"For many who attended the sessions, it opened their eyes to the hazards, such as blind spots and swing zones on machines. The sessions were highly applicable and practical to each site, so everyone took something away from each Back 2 Basics toolbox session."
Contractors set up toolbox session at one of Watercare’s construction sites.
Matthewson says fatigue training was rolled out across all sites in November.
"The fatigue training focused on recognising the signs, taking practical steps to reduce fatigue, and sharing experiences or insights on the issue.

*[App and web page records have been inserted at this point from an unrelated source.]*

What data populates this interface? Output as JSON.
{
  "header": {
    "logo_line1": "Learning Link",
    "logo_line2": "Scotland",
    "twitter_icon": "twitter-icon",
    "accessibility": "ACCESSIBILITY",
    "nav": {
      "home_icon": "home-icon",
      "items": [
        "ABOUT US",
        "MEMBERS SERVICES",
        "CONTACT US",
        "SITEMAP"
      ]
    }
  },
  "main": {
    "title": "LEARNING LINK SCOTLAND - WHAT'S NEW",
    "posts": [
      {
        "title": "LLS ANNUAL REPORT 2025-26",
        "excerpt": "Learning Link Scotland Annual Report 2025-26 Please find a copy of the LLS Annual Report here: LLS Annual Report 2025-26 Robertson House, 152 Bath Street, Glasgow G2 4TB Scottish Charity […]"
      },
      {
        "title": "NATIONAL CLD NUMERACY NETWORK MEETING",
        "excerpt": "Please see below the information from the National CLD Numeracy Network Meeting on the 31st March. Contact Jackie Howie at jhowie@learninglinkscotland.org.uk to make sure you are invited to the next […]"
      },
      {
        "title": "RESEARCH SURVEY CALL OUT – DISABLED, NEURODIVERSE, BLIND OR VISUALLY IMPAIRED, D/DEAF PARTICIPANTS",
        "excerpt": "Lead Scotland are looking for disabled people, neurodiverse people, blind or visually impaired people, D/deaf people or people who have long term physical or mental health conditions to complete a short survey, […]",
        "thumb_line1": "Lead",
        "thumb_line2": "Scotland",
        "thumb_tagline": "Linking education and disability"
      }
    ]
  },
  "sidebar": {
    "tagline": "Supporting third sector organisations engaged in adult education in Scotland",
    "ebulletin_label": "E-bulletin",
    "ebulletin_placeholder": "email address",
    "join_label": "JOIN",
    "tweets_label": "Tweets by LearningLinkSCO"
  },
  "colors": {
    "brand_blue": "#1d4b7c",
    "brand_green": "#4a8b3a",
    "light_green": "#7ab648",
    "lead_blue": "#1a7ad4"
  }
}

It really helped to break down barriers even further."
Early in 2023, new resources will be rolled out, including posters in different languages as well as a booklet for new starters describing the various tools and materials used.
"We have done this so that new people entering the workforce can have an easy reference guide as some people are unwilling to ask as they don’t want to look foolish in the eyes of their peers," Matthewson says.
We will give out the Back 2 Basics Health and Safety booklet to all contractors working on each site, and will be seeking feedback to make it as informative as possible.
"As well as an overview of each module's health and safety training, the booklet includes a glossary of common colloquialisms – and their definitions – that people can expect to hear onsite.
"The Back 2 Basics Health and Safety manual will be published in different languages to recognise the diversity of our skilled workforce across all our sites."
Our major projects general manager Richard McIntosh says the Back 2 Basics programme is all about keeping people safe by changing the culture around health and safety.
"We have seen our contractors come together and openly share their processes, learnings and ideas with each other.
"One of the biggest achievements we have made is getting genuine engagement across our site-based teams, who have stepped up to lead the cross-company worker engagement groups and are unlocking some amazing initiatives and ideas."